sea cucumber


Tomato with White Tuna

This was a very refreshing dish as the tomato was plump, juicy, and incredibly sweet.  The tuna was lightly grilled.  Simple ingredients prepared simply and when combined in a logical manner make for great eat.



Hake Kokotxas

The Basque people love their kokotxas.  We had disappointing faux kokotxas the night before at Akelarre, and in Madrid we had them pil-pil style.  Like most everything at Etxebarri, these kokotxas came simply grilled.  No fuss, no muss.  Fatty, gelatinous, and with that great Etxebarri flavor.  It was interesting to note that the English menu referred to kokotxas as “tongues.”



Red Sea Bream

The sea bream was brought to the table whole and portioned out tableside.  Thankfully they asked us if we wanted to keep the head and we of course said “si.”  The fish was very tender and moist and served with the same olive oil and parsley “sauce” that came with the kokotxas.  It also came with fried garlic and what I discovered to be hot peppers.

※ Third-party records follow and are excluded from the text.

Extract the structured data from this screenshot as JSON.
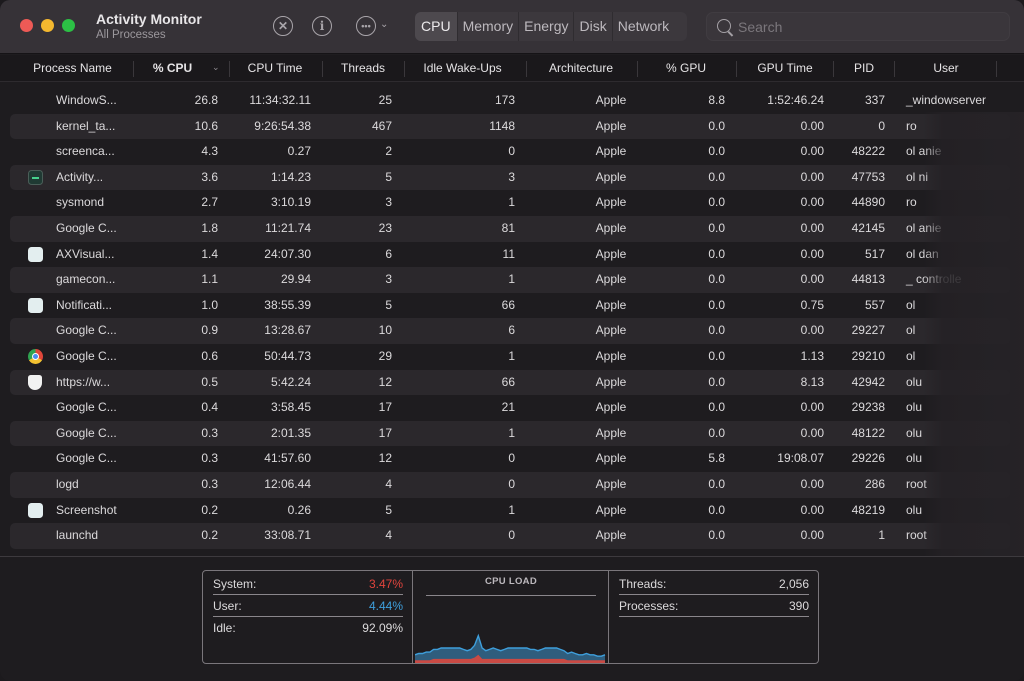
{
  "window": {
    "title": "Activity Monitor",
    "subtitle": "All Processes"
  },
  "toolbar": {
    "stop_icon": "stop-process-icon",
    "info_icon": "info-icon",
    "more_icon": "ellipsis-icon",
    "tabs": [
      "CPU",
      "Memory",
      "Energy",
      "Disk",
      "Network"
    ],
    "active_tab": "CPU",
    "search_placeholder": "Search",
    "search_value": ""
  },
  "columns": [
    "Process Name",
    "% CPU",
    "CPU Time",
    "Threads",
    "Idle Wake-Ups",
    "Architecture",
    "% GPU",
    "GPU Time",
    "PID",
    "User"
  ],
  "sort_column": "% CPU",
  "processes": [
    {
      "icon": "none",
      "name": "WindowS...",
      "cpu": "26.8",
      "cpu_time": "11:34:32.11",
      "threads": "25",
      "idle_wakeups": "173",
      "arch": "Apple",
      "gpu": "8.8",
      "gpu_time": "1:52:46.24",
      "pid": "337",
      "user": "_windowserver"
    },
    {
      "icon": "none",
      "name": "kernel_ta...",
      "cpu": "10.6",
      "cpu_time": "9:26:54.38",
      "threads": "467",
      "idle_wakeups": "1148",
      "arch": "Apple",
      "gpu": "0.0",
      "gpu_time": "0.00",
      "pid": "0",
      "user": "ro"
    },
    {
      "icon": "none",
      "name": "screenca...",
      "cpu": "4.3",
      "cpu_time": "0.27",
      "threads": "2",
      "idle_wakeups": "0",
      "arch": "Apple",
      "gpu": "0.0",
      "gpu_time": "0.00",
      "pid": "48222",
      "user": "ol      anie"
    },
    {
      "icon": "activity",
      "name": "Activity...",
      "cpu": "3.6",
      "cpu_time": "1:14.23",
      "threads": "5",
      "idle_wakeups": "3",
      "arch": "Apple",
      "gpu": "0.0",
      "gpu_time": "0.00",
      "pid": "47753",
      "user": "ol       ni"
    },
    {
      "icon": "none",
      "name": "sysmond",
      "cpu": "2.7",
      "cpu_time": "3:10.19",
      "threads": "3",
      "idle_wakeups": "1",
      "arch": "Apple",
      "gpu": "0.0",
      "gpu_time": "0.00",
      "pid": "44890",
      "user": "ro"
    },
    {
      "icon": "none",
      "name": "Google C...",
      "cpu": "1.8",
      "cpu_time": "11:21.74",
      "threads": "23",
      "idle_wakeups": "81",
      "arch": "Apple",
      "gpu": "0.0",
      "gpu_time": "0.00",
      "pid": "42145",
      "user": "ol      anie"
    },
    {
      "icon": "generic",
      "name": "AXVisual...",
      "cpu": "1.4",
      "cpu_time": "24:07.30",
      "threads": "6",
      "idle_wakeups": "11",
      "arch": "Apple",
      "gpu": "0.0",
      "gpu_time": "0.00",
      "pid": "517",
      "user": "ol     dan"
    },
    {
      "icon": "none",
      "name": "gamecon...",
      "cpu": "1.1",
      "cpu_time": "29.94",
      "threads": "3",
      "idle_wakeups": "1",
      "arch": "Apple",
      "gpu": "0.0",
      "gpu_time": "0.00",
      "pid": "44813",
      "user": "_    controlle"
    },
    {
      "icon": "generic",
      "name": "Notificati...",
      "cpu": "1.0",
      "cpu_time": "38:55.39",
      "threads": "5",
      "idle_wakeups": "66",
      "arch": "Apple",
      "gpu": "0.0",
      "gpu_time": "0.75",
      "pid": "557",
      "user": "ol"
    },
    {
      "icon": "none",
      "name": "Google C...",
      "cpu": "0.9",
      "cpu_time": "13:28.67",
      "threads": "10",
      "idle_wakeups": "6",
      "arch": "Apple",
      "gpu": "0.0",
      "gpu_time": "0.00",
      "pid": "29227",
      "user": "ol"
    },
    {
      "icon": "chrome",
      "name": "Google C...",
      "cpu": "0.6",
      "cpu_time": "50:44.73",
      "threads": "29",
      "idle_wakeups": "1",
      "arch": "Apple",
      "gpu": "0.0",
      "gpu_time": "1.13",
      "pid": "29210",
      "user": "ol"
    },
    {
      "icon": "shield",
      "name": "https://w...",
      "cpu": "0.5",
      "cpu_time": "5:42.24",
      "threads": "12",
      "idle_wakeups": "66",
      "arch": "Apple",
      "gpu": "0.0",
      "gpu_time": "8.13",
      "pid": "42942",
      "user": "olu"
    },
    {
      "icon": "none",
      "name": "Google C...",
      "cpu": "0.4",
      "cpu_time": "3:58.45",
      "threads": "17",
      "idle_wakeups": "21",
      "arch": "Apple",
      "gpu": "0.0",
      "gpu_time": "0.00",
      "pid": "29238",
      "user": "olu"
    },
    {
      "icon": "none",
      "name": "Google C...",
      "cpu": "0.3",
      "cpu_time": "2:01.35",
      "threads": "17",
      "idle_wakeups": "1",
      "arch": "Apple",
      "gpu": "0.0",
      "gpu_time": "0.00",
      "pid": "48122",
      "user": "olu"
    },
    {
      "icon": "none",
      "name": "Google C...",
      "cpu": "0.3",
      "cpu_time": "41:57.60",
      "threads": "12",
      "idle_wakeups": "0",
      "arch": "Apple",
      "gpu": "5.8",
      "gpu_time": "19:08.07",
      "pid": "29226",
      "user": "olu"
    },
    {
      "icon": "none",
      "name": "logd",
      "cpu": "0.3",
      "cpu_time": "12:06.44",
      "threads": "4",
      "idle_wakeups": "0",
      "arch": "Apple",
      "gpu": "0.0",
      "gpu_time": "0.00",
      "pid": "286",
      "user": "root"
    },
    {
      "icon": "generic",
      "name": "Screenshot",
      "cpu": "0.2",
      "cpu_time": "0.26",
      "threads": "5",
      "idle_wakeups": "1",
      "arch": "Apple",
      "gpu": "0.0",
      "gpu_time": "0.00",
      "pid": "48219",
      "user": "olu"
    },
    {
      "icon": "none",
      "name": "launchd",
      "cpu": "0.2",
      "cpu_time": "33:08.71",
      "threads": "4",
      "idle_wakeups": "0",
      "arch": "Apple",
      "gpu": "0.0",
      "gpu_time": "0.00",
      "pid": "1",
      "user": "root"
    }
  ],
  "summary": {
    "system_label": "System:",
    "system_value": "3.47%",
    "user_label": "User:",
    "user_value": "4.44%",
    "idle_label": "Idle:",
    "idle_value": "92.09%",
    "cpu_load_title": "CPU LOAD",
    "threads_label": "Threads:",
    "threads_value": "2,056",
    "processes_label": "Processes:",
    "processes_value": "390"
  },
  "colors": {
    "system": "#e0443c",
    "user": "#3e9fdc",
    "close": "#ee5a56",
    "minimize": "#f4b82f",
    "maximize": "#2cc045"
  },
  "cpu_load_history": {
    "user_pct": [
      4,
      5,
      5,
      6,
      6,
      7,
      7,
      8,
      8,
      8,
      8,
      8,
      8,
      7,
      6,
      7,
      9,
      14,
      8,
      6,
      7,
      8,
      7,
      6,
      7,
      8,
      8,
      8,
      8,
      8,
      8,
      7,
      7,
      6,
      7,
      8,
      8,
      8,
      8,
      7,
      6,
      5,
      6,
      5,
      4,
      4,
      5,
      4,
      4,
      3,
      3,
      4
    ],
    "system_pct": [
      2,
      2,
      2,
      2,
      2,
      3,
      3,
      3,
      3,
      3,
      3,
      3,
      3,
      3,
      3,
      3,
      4,
      6,
      3,
      3,
      3,
      3,
      3,
      3,
      3,
      3,
      3,
      3,
      3,
      3,
      3,
      3,
      3,
      3,
      3,
      3,
      3,
      3,
      3,
      3,
      3,
      2,
      2,
      2,
      2,
      2,
      2,
      2,
      2,
      2,
      2,
      2
    ]
  }
}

Beef Chop

Known as chuleta, this was Galician beef and supposed to be some of the best in Spain.  The huge chop was to be split amongst 3 out of the 4 of us as my mom opted not to eat it.  Sure, it finished with a pretty beefy flavor, but what beef doesn’t when you cook it rare?  I don’t mind rare, but this beef was so hard to chew.  My jaw eventually started to get tired and quickly lost interest as the flavor didn’t warrant the amount of chewing involved.  Perhaps the Basque people or Spaniards enjoy chewy beef?  This was a huge letdown as I’d heard so many great things about chuleta.  Even if I had zero expectations of it, it would still be a big disappointment.


The only saving grace of this dish was the amazing char on the outside of the beef and the excellent grilled vegetables that accompanied it.



Baby Squid with Ink

We had many iterations of chipirones in Spain and this one wasn’t much different.  Tender, sweet, and of course that Etxebarri flavor.  Since my mom opted out of the beef, she was served a single baby squid which everyone found pretty funny and ridiculous that a single baby squid would be served as her final protein.  We guessed this was done because the chuleta was probably a serving for 4 and the single baby squid was served as a courtesy.  Why they didn’t give us a beef portion for 3 and my mom more baby squid was confusing because we told them ahead of time that she would like to substitute something for the beef.  Not that big of a deal, though, as the total amount of food left us too full to go out for pintxos that night.



Reduced Milk Ice Cream

Despite the seemingly plain and simple menu listing, this ice cream was the bomb.  The milk used to make the ice cream is smoked, and you can definitely taste it in the ice cream.  It was like no ice cream I’d ever eaten.  Combined with the tart and sweet fruit sauce, this ice cream was very memorable.

smoked ice cream


Roasted Apple with Sheep’s Cheese Ice Cream

Not to be outdone by the smoked ice cream was the sheep’s cheese ice cream paired with a roasted apple infused with that Etxebarri flavor.  Delightfully tart, it reminded me of cream cheese ice cream that I’ve had before.   That tartness was well balanced by the sweet roasted apple.  This was yet another very memorable dish.



View from One of the Dinning Room Windows



View from the Parking Lot



Horses Across the Street



Cows Down the Road